Written by Daniel Hickmore, Health Subject Matter Expert, Arkivum
Traditional methods for managing the growing deluge of health data simply do not scale any more. Whether observational, research data or medical, clinical imaging, telemetry data or patient-generated consumer device data, healthcare organisations face increasing risks, compliance obligations and data-related IT management tasks.
As a result of the variety and scale of data there are many long-term data management challenges that the NHS faces as a big data holder. More of its processes are digital, therefore it becomes critical to build in effective governance over access to and sharing of data, compliance with regulations and long-term bit-level data integrity in order to identify, quantify and mitigate any associated risks.
Any systemic deficits in the management of the longitudinal patient data lifecycle can be exposed by new regulations, the need for quality reporting and future patient engagements. Given the value of healthcare data, new approaches to Information Lifecycle Management (ILM) are essential. Whilst scarce resources typically limit healthcare organisations’ ability to handle this internally, the productivity benefits which drive integrated IT services can also create unacceptable operational risks without specialist products and services.
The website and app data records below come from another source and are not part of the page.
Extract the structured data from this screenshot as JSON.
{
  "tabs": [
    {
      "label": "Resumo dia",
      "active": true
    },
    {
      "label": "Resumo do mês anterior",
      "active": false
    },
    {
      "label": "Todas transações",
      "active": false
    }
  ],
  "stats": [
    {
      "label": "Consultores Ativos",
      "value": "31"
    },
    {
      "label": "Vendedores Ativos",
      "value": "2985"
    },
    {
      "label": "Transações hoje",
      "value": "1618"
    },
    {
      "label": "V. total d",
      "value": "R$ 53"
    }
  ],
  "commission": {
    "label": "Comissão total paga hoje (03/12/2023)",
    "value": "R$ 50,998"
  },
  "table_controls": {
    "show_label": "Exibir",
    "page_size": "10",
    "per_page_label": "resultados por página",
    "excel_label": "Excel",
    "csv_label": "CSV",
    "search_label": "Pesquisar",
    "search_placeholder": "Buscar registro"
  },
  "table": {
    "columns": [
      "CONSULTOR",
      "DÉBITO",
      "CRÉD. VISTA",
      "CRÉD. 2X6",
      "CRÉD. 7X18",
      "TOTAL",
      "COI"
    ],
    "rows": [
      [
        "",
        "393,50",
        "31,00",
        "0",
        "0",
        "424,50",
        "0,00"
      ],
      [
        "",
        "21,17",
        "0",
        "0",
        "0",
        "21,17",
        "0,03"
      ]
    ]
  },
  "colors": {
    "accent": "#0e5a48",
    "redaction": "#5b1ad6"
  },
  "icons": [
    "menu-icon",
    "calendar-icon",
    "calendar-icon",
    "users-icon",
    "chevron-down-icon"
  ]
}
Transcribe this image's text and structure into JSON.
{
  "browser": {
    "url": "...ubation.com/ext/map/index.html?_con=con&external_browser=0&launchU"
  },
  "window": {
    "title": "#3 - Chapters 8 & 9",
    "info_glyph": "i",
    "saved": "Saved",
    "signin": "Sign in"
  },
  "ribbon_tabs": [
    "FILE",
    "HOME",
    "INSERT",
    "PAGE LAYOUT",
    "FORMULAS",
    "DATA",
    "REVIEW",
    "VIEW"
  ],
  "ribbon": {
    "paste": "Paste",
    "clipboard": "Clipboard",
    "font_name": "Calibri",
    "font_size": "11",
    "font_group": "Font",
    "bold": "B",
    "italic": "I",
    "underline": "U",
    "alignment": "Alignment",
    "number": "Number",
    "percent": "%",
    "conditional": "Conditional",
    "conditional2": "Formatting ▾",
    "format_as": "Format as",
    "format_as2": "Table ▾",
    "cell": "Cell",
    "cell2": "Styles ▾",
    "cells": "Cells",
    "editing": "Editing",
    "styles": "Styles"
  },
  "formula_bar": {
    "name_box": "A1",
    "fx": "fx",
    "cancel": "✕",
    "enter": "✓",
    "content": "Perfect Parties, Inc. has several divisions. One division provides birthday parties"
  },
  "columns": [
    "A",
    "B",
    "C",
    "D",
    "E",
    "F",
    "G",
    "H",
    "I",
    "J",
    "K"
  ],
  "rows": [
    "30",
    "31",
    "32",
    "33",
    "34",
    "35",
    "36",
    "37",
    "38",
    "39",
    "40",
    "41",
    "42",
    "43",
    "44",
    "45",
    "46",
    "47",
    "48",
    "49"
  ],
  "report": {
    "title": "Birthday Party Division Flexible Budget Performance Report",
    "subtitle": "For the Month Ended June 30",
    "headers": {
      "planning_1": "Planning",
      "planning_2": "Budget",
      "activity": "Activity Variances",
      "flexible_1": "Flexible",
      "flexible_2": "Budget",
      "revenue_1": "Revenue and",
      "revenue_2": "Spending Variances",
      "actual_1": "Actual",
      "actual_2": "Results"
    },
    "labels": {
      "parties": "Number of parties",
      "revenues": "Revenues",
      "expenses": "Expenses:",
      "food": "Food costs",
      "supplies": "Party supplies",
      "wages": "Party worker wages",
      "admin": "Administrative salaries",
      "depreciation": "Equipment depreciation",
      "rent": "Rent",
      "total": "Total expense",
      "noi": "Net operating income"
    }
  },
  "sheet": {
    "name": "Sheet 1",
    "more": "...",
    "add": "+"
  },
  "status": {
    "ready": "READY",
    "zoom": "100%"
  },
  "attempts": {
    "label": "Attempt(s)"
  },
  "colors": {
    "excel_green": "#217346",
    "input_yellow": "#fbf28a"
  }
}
First, it is essential to understand and adhere to your ILM process. For those not familiar, ILM is a comprehensive approach to managing the flow of an information system’s data from creation and initial storage to the time when it becomes obsolete. Unlike earlier approaches to data storage management, ILM involves all aspects of dealing with data, starting with user practices, rather than simply automating storage procedures. By comparison to older storage-based methodologies, ILM should develop a chain of custody and more complex criteria for storage management which both help to understand the data going into the archive, and to provide effective governance over it.
NHS Trusts are responsible under the Public Records Acts, the Data Protection Act 1998, and the Freedom of Information Act 2000 to ensure that all records, manual or electronic, personal or non-personal are created, maintained, used and disposed of in line with the requirements of these Acts. ILM policy forms part of the requirements of the NHS Information Governance Toolkit and is an important component in any healthcare organisations’ data management strategy.
The ILM policy sets out standards for meeting these needs. It provides best practice guidelines for recordkeeping, including all health and non-health information captured in any document format or media type and file size, as well as establishing the security and confidentiality of the Trust’s data. ILM solutions automate the processes involved, typically organising data into separate tiers according to specified policies. The ILM approach recognises that the importance of any data does not rely solely on its age or how often it’s accessed. Users can specify different policies for data that declines in value at different rates or that retains its value throughout its life span.
Trusts understand the importance of the data lifecycle, and due to the various risks accrued over a long-term storage retention period, best practice should involve a risk assessment of their particular organisation’s data lifecycle. Long-term preservation and management of digital datasets is a specialist process. Arkivum has worked within the healthcare sector for many years, leveraging a combination of technology and specialist expertise to deliver risk mitigation via long-term data preservation solutions. We have worked on both clinical and research-based data projects and we are compliant with the NHS IG Toolkit, delivering assurance with our 100% data integrity guarantee and third party escrow. In particular we specialise in working with healthcare institutions who generate high amounts of data and need to preserve this data for many years to come.
As an example, Bristol Genetics Laboratory (BGL), part of Severn Pathology Services, generates digital imaging and gene-sequencing data from over 30,000 genetic investigations every year using molecular and cytogenetic techniques to analyse a wide range of sample types. These investigations result in vast data sets, exacerbated by the fact that as testing gets cheaper, clinicians are carrying out more investigations in order to diagnose more patient conditions successfully. We helped BGL implement a centrally managed, long-term data archiving service that has enabled it to:
- Secure the long-term value of genomics data
- Identify and mitigate long-term data preservation risks
- Reduce backup costs by removing large volumes of data from the backup window
- Reduce the load on other stretched NHS IT departments who have their own cost and efficiency requirements
Today the system is fully compliant with the stringent requirements of the NHS Information Governance Toolkit and is delivered via the North Bristol NHS Trust N3 data network portal to assure the highest standards of data security. We have ensured that BGL can scale to larger storage volumes rapidly and without the need for any further capital outlay. BGL is also seeing significant efficiency savings from the automated ingestion of data from local infrastructure to the Arkivum service. These automated processes replace manual ones that were carried out by a range of different departments, each of which have unique requirements that previously had to be carried out by a specially trained individual.